Let’s say you think conditioning involves hitting the pads non-stop for three five minute rounds. You think this is the best way to prepare for a fight. But instead, you should do short intervals of say 10 seconds. You do combinations on the pads: 1,2,3, 123, 123 and then you rest for a minute. Then you shake it off, do some easy shadow boxing, focus on your breathing. When your heart rate comes down then you go again. You repeat this cycle, let’s say for 20 or 30 minutes.

Then just before the fight you get into the simulation of the fight. Maybe not exactly three five minute rounds, but maybe three five minute rounds at 80% intensity. Or you will get accustomed to what it is it to operate at that heart rate, and lactate level. Then you have your fight. It’s all about peaking for a fight.

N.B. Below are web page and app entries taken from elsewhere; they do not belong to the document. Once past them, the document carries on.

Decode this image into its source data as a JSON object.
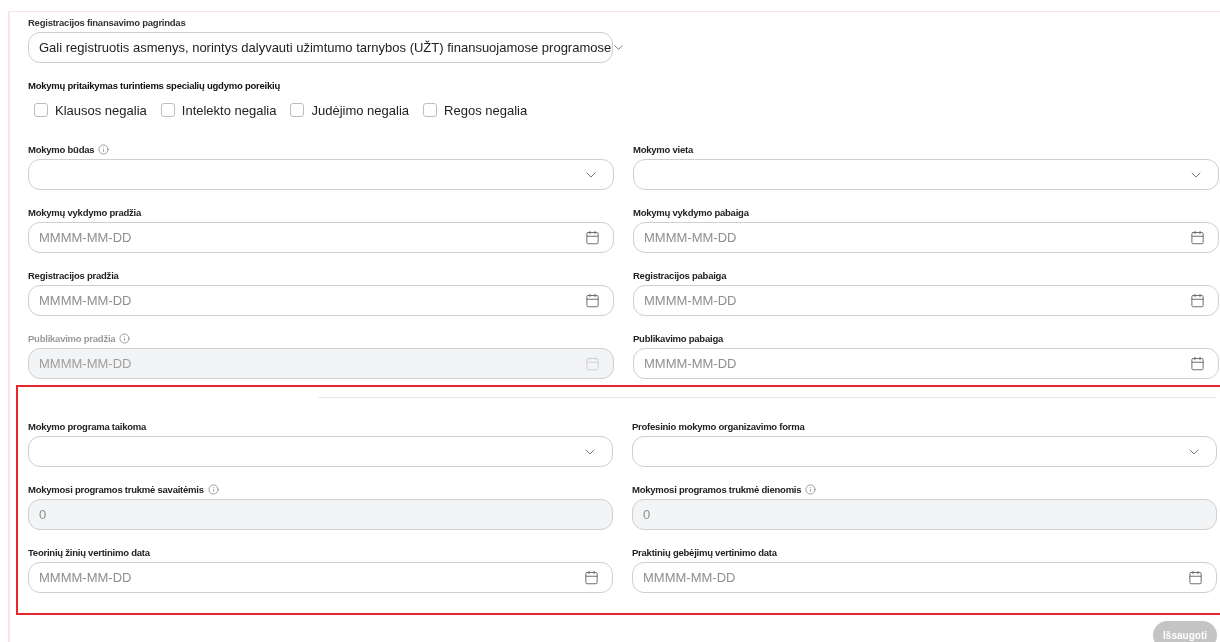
{
  "funding": {
    "label": "Registracijos finansavimo pagrindas",
    "value": "Gali registruotis asmenys, norintys dalyvauti užimtumo tarnybos (UŽT) finansuojamose programose"
  },
  "special_needs": {
    "label": "Mokymų pritaikymas turintiems specialių ugdymo poreikių",
    "options": [
      {
        "label": "Klausos negalia",
        "checked": false
      },
      {
        "label": "Intelekto negalia",
        "checked": false
      },
      {
        "label": "Judėjimo negalia",
        "checked": false
      },
      {
        "label": "Regos negalia",
        "checked": false
      }
    ]
  },
  "sections": [
    {
      "highlighted": false,
      "fields": [
        {
          "label": "Mokymo būdas",
          "kind": "select",
          "info": true,
          "disabled": false
        },
        {
          "label": "Mokymo vieta",
          "kind": "select",
          "info": false,
          "disabled": false
        },
        {
          "label": "Mokymų vykdymo pradžia",
          "kind": "date",
          "placeholder": "MMMM-MM-DD",
          "info": false,
          "disabled": false
        },
        {
          "label": "Mokymų vykdymo pabaiga",
          "kind": "date",
          "placeholder": "MMMM-MM-DD",
          "info": false,
          "disabled": false
        },
        {
          "label": "Registracijos pradžia",
          "kind": "date",
          "placeholder": "MMMM-MM-DD",
          "info": false,
          "disabled": false
        },
        {
          "label": "Registracijos pabaiga",
          "kind": "date",
          "placeholder": "MMMM-MM-DD",
          "info": false,
          "disabled": false
        },
        {
          "label": "Publikavimo pradžia",
          "kind": "date",
          "placeholder": "MMMM-MM-DD",
          "info": true,
          "disabled": true
        },
        {
          "label": "Publikavimo pabaiga",
          "kind": "date",
          "placeholder": "MMMM-MM-DD",
          "info": false,
          "disabled": false
        }
      ]
    },
    {
      "highlighted": true,
      "fields": [
        {
          "label": "Mokymo programa taikoma",
          "kind": "select",
          "info": false,
          "disabled": false
        },
        {
          "label": "Profesinio mokymo organizavimo forma",
          "kind": "select",
          "info": false,
          "disabled": false
        },
        {
          "label": "Mokymosi programos trukmė savaitėmis",
          "kind": "readonly",
          "placeholder": "0",
          "info": true,
          "disabled": false
        },
        {
          "label": "Mokymosi programos trukmė dienomis",
          "kind": "readonly",
          "placeholder": "0",
          "info": true,
          "disabled": false
        },
        {
          "label": "Teorinių žinių vertinimo data",
          "kind": "date",
          "placeholder": "MMMM-MM-DD",
          "info": false,
          "disabled": false
        },
        {
          "label": "Praktinių gebėjimų vertinimo data",
          "kind": "date",
          "placeholder": "MMMM-MM-DD",
          "info": false,
          "disabled": false
        }
      ]
    }
  ],
  "save_button": {
    "label": "Išsaugoti",
    "disabled": true
  }
}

We call it glycolytic peaking. You are not glycolytic training. You are anti-glycolytic training. You train using this glycolytic peaking approach, and then you test yourself in the fight itself. (Here’s a recent article about how this approach can be applied to the notorious StrongFirst snatch test)

This seems to go against the standard approach in fight camps, where the fighter might have to fight against a series of fresh training partners for many rounds, with very little rest.

This is the high intensity interval training approach, which was all the rage in the strength and conditioning world. But try it. You punch a pad for 30 seconds as hard and fast as you can, after the first 30 seconds the power is about half what it was when you started. So where’s the high intensity?  Strength Endurance is strength AND conditioning. It allows you to keep and even improve your strength but also develop excellent conditioning. It’s not only endurance. When you say endurance you usually mean ‘run 10km’, right? But Strong Endurance involves a hard exchange, followed by another hard exchange, grappling on the ground. There are some very intense parts  followed by some rest, and then you go again. But you keep going for a long time without a deterioration in the quality of your power, speed and explosiveness.

These same principles apply to the actual sparring?

Yes, sure. One of the best ways to develop your basal cardio is to do long rounds of rolling at very low intensity. Instead of going on the treadmill and running, you can just spar really lightly, focus on your breathing, your relaxation, your distance, your combat skills, still training the movements. That’s how we strike pads. I’m not interested in striking the pads for five minutes straight, MMA students come train on their own and they do say, three combinations of three on the minute for 20 minutes.

You’re applying this with the Ten Tigers? What’s the situation with them?

I’m preparing them for their first MMA fight and then we’ll see what happens after that. I don’t want to focus on  training MMA students and coaching them and being in their corner. First of all, I don’t have time for that and second, I think there are better coaches round here. I keep the MMA classes for my students because I like the sport side and MMA, but if one of them decides to become a MMA fighter, I will send them to another gym or some other coach whose speciality is preparing guys for higher levels of MMA.

We have a good group, we’ve had four months of training, right now there is a huge improvement. I’m happy with the group, happy with their improvement and we’ll schedule some fights in the summer possibly and we’ll see how the first fights go. There is no excuses: we’ll take part, we’ll win or lose. You lose you learn. It’s not a life and death battle. That’s one of the things that in my opinion the reason why there are not many Chinese martial arts people in MMA: the concept of face. Chinese culture believes that when you lose, you are a loser. But when you lose you have something to learn. There is always somebody better. There is nobody who never lost a fight. What’s wrong with that? If you keep losing, maybe your school or method isn’t good. Maybe your approach isn’t good, maybe you’re not attending classes, or maybe you’re not a fighter. And guess what, it’s alright. You’ll be good at something else.